Church shooter charged with murder

Dylann RoofThe man arrested after fatally shooting nine people at an African-American church in Charleston, South Carolina, was charged with nine counts of murder, police said.

Dylann Roof, 21, also faces a weapons possession charge and is expected to appear in court later on Friday for a bail hearing.

Apprehended on Thursday in the neighbouring state of North Carolina, Roof has confessed to police, US media outlets reported, citing law enforcement officials.

The shooting occurred around 9 p.m. on Wednesday, an hour after the suspect entered Charleston’s Emanuel African Methodist Episcopal Church during Bible study.

The suspect killed all but three of the 12 other people who were in the church with him at the time of the attack.

Among the three men and six women slain was the church’s senior pastor, state Senator Clementa Pinckney, while one of the survivors said that the shooter told her he was sparing her life so she could “tell everybody what happened”.

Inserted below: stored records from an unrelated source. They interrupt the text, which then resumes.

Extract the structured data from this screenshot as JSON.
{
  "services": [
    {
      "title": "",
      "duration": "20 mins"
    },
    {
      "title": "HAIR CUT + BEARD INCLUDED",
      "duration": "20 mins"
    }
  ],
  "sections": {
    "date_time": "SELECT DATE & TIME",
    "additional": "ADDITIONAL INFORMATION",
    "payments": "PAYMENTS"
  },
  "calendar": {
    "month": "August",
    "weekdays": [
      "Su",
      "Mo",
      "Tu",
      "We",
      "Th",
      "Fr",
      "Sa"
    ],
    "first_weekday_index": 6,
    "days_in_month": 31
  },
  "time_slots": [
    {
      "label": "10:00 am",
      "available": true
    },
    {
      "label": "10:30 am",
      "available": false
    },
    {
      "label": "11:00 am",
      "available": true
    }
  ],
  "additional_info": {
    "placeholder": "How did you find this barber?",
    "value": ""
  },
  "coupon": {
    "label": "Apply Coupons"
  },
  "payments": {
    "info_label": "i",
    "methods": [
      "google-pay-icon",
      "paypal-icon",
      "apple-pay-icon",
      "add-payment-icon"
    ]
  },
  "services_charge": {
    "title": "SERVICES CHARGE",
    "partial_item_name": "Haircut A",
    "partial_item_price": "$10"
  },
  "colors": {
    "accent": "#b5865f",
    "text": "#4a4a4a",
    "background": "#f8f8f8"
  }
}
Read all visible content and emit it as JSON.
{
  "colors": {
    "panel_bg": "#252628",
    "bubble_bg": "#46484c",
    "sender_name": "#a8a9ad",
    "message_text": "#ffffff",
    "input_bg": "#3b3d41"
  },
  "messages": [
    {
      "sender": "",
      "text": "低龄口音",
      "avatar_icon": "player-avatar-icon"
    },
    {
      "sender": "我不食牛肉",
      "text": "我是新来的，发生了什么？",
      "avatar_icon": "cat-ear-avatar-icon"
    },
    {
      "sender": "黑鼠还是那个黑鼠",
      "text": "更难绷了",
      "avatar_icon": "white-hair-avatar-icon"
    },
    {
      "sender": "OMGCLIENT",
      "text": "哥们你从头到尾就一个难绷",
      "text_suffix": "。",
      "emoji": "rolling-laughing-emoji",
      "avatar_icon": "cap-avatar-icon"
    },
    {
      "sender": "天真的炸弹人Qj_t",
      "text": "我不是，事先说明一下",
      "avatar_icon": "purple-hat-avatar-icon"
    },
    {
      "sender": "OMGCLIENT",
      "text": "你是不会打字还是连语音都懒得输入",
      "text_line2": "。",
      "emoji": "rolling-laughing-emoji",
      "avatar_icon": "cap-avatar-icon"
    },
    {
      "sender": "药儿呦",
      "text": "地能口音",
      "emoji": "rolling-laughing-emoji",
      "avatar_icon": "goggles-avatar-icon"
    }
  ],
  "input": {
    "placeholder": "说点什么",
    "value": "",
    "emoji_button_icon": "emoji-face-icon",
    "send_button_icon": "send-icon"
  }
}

The Rev. Pinckney’s cousin, Sylvia Johnson, told NBC News that one survivor reported the shooter as saying: “I have to do it. You rape our women and you’re taking over our country. And you have to go.”

Roof’s friends and acquaintances have reached out to the media to say that while he spoke of wanting to start a race war and the need to re-institute racial segregation, they never thought he would resort to violence.

One of the photos on Roof’s Facebook page shows him wearing a jacket with patches representing the flags of apartheid South Africa and the former Rhodesia, ruled by a white minority government until the territory formally became independent from Britain in 1980 as Zimbabwe.

A source familiar with the investigation told NBC News that Roof said during questioning that the friendly reception he got from the group at Emanuel made him reconsider his plan.

Roof “almost didn’t go through with it because everyone was so nice to him,” but finally decided to “go through with his mission,” the source said.

Emanuel AME, founded in 1816, has played a historic role in the life of Charleston’s black community.

While the massacre has been labelled a hate crime by Charleston’s mayor and police chief and South Carolina Governor Nikki Haley, the state does not have a hate crimes statute.

US Attorney General Loretta Lynch announced on Thursday that the FBI and Justice Department had opened an investigation with an eye to charging Roof under the federal hate crimes law.

“This is an absolute hate crime,” the Republican governor said on NBC’s “Today” show. “We’ve been talking with the investigators because we’ve been going through the interviews, they said they looked pure evil in the eye.”

At the same time, Haley said she wants Roof to be tried on the state murder charges.

“We will absolutely want him to have the death penalty. This is the worst hate that I’ve seen and the country has seen in a long time,” she said.

South Carolina’s most recent execution was in 2011.